Of course, if you choose to make your own Paint Stick Pallet, you’ll use your own personal artwork to make it unique to you! Watch the quick two-minute video below to see how easy it is (and subscribe to our YouTube Channel while you’re at it!)
Let’s Get Started
Happy New Year everyone! For our first post of 2018, we’re getting down to some serious home repair issues.
Some of you may remember the reveal of my craft studio in our newly finished basement. I was also supposed to reveal the mancave right on its heels, but there was a good reason why that didn’t happen for a long time. One morning I went into my craft studio and noticed a swooshing sound coming from the area carpet underfoot; not a good sign. I then found this on top of my dresser:
The cup was supposed to be empty and now it was full of water! Then I looked around and saw that all of our perfectly fitted and caulked baseboards had warped and popped off the walls. Continue reading
Revamped just in time for Christmas, this post has been totally re-written with better step-by-steps, a supply list, new pictures and variations on the project for gift giving (see Step 9: Variations for an updated colour scheme and versions for a two and three-remote caddy).
My husband spent all his spare time over the span of almost two years building a craft studio for me and a mancave for him in our basement. When he was nearing completion of this challenging project, I knew it meant he would be spending many a lazy weekend doing nothing but watching TV in his mancave. And why not? A little R&R is so well deserved after all his hard work!
But with a new TV, soundbar and blue-ray player, he suddenly had a ton of remotes that kept getting lost. There’s nothing worse than trying to have a lazy day only to be sidelined by spending time looking for remotes! I couldn’t wait to step in to help solve his problem (after all, I had no excuse not to with a brand new craft studio waiting to see some action)!

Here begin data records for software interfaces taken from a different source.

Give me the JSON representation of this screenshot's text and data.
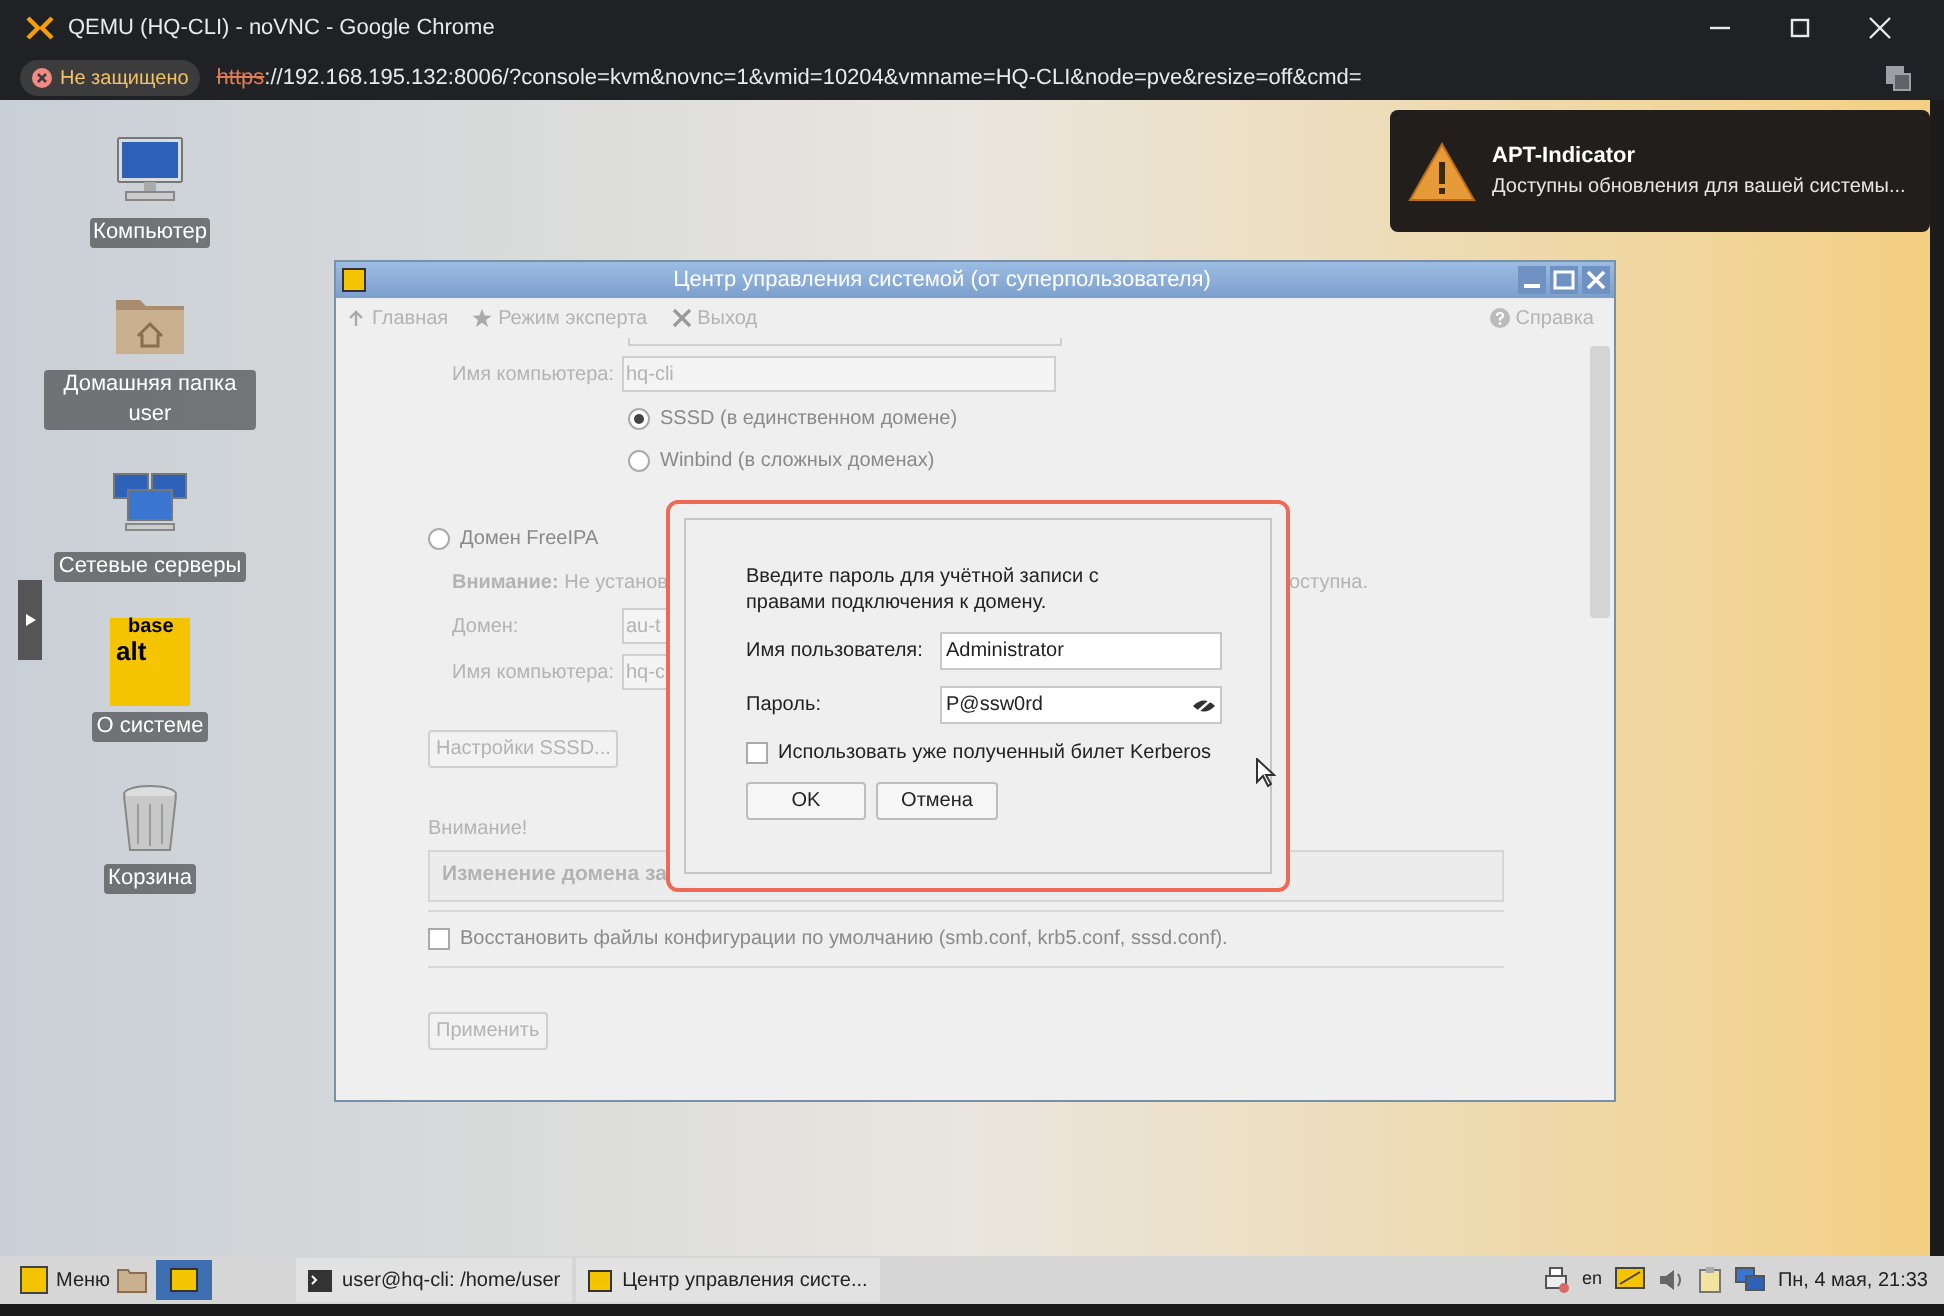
{
  "browser": {
    "title": "QEMU (HQ-CLI) - noVNC - Google Chrome",
    "security_label": "Не защищено",
    "url_scheme": "https",
    "url_rest": "://192.168.195.132:8006/?console=kvm&novnc=1&vmid=10204&vmname=HQ-CLI&node=pve&resize=off&cmd="
  },
  "desktop_icons": [
    {
      "kind": "computer",
      "label": "Компьютер"
    },
    {
      "kind": "home",
      "label": "Домашняя папка user"
    },
    {
      "kind": "network",
      "label": "Сетевые серверы"
    },
    {
      "kind": "about",
      "label": "О системе",
      "logo_top": "base",
      "logo_bottom": "alt"
    },
    {
      "kind": "trash",
      "label": "Корзина"
    }
  ],
  "notification": {
    "title": "APT-Indicator",
    "message": "Доступны обновления для вашей системы..."
  },
  "window": {
    "title": "Центр управления системой (от суперпользователя)",
    "toolbar": [
      {
        "kind": "up",
        "label": "Главная"
      },
      {
        "kind": "star",
        "label": "Режим эксперта"
      },
      {
        "kind": "exit",
        "label": "Выход"
      }
    ],
    "help": "Справка",
    "disabled": true,
    "form": {
      "computer_label": "Имя компьютера:",
      "computer_value": "hq-cli",
      "backends": [
        {
          "label": "SSSD (в единственном домене)",
          "selected": true
        },
        {
          "label": "Winbind (в сложных доменах)",
          "selected": false
        }
      ],
      "freeipa": {
        "label": "Домен FreeIPA",
        "selected": false
      },
      "warning_left": "**Внимание:** Не установ",
      "warning_right": "оступна.",
      "domain_label": "Домен:",
      "domain_value": "au-t",
      "ipa_computer_label": "Имя компьютера:",
      "ipa_computer_value": "hq-c",
      "sssd_button": "Настройки SSSD...",
      "notice_title": "Внимание!",
      "notice_text": "Изменение домена за",
      "restore": {
        "label": "Восстановить файлы конфигурации по умолчанию (smb.conf, krb5.conf, sssd.conf).",
        "checked": false
      },
      "apply_button": "Применить"
    }
  },
  "dialog": {
    "prompt": "Введите пароль для учётной записи с правами подключения к домену.",
    "user_label": "Имя пользователя:",
    "user_value": "Administrator",
    "password_label": "Пароль:",
    "password_value": "P@ssw0rd",
    "kerberos": {
      "label": "Использовать уже полученный билет Kerberos",
      "checked": false
    },
    "ok": "OK",
    "cancel": "Отмена"
  },
  "taskbar": {
    "menu": "Меню",
    "tasks": [
      {
        "kind": "terminal",
        "label": "user@hq-cli: /home/user"
      },
      {
        "kind": "control",
        "label": "Центр управления систе..."
      }
    ],
    "layout": "en",
    "clock": "Пн, 4 мая, 21:33"
  }
}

I gathered up some pipe fittings – some pulled apart from another project I wasn’t happy with. I also scrounged up some scraps of horsehair braid that I had used 25 years earlier to make my sister’s wedding veil. Lastly, I reused some magnetic hooks that used to be on our fridge before we replaced our old appliances.
Whenever my brother-and-sister-in-law host Christmas, it’s always a hoot. They go out of their way to make it interesting with games and competitions – for the little kids and big ones (aka the adults) alike. A few years ago, my B-I-L and S-I-L introduced an ‘ugly sock contest’ to the festivities – a twist on ugly Christmas sweaters. I don’t know how they came up with the idea but I’m always up to a fun challenge so was eager to get started.
I ended up making matching ugly socks for both me and hubs. I started with some festive dollar store toe socks and an empty lip balm container (the one I actually used was shorter than the one shown below).
My family celebrates both Hanukkah and Christmas. In this post, I’m showing you how to make my newest and most innovative creation to date! I’m making wicks for oil burning candles that are re-usable, cheap, readily available and burn safely.
In my previous post, I showed you how to transform these shot glasses into festive oil burning candles. Here’s how they started out; notice the logo:
At the end of the post you’ll see how pretty they turned out in the final display! Continue reading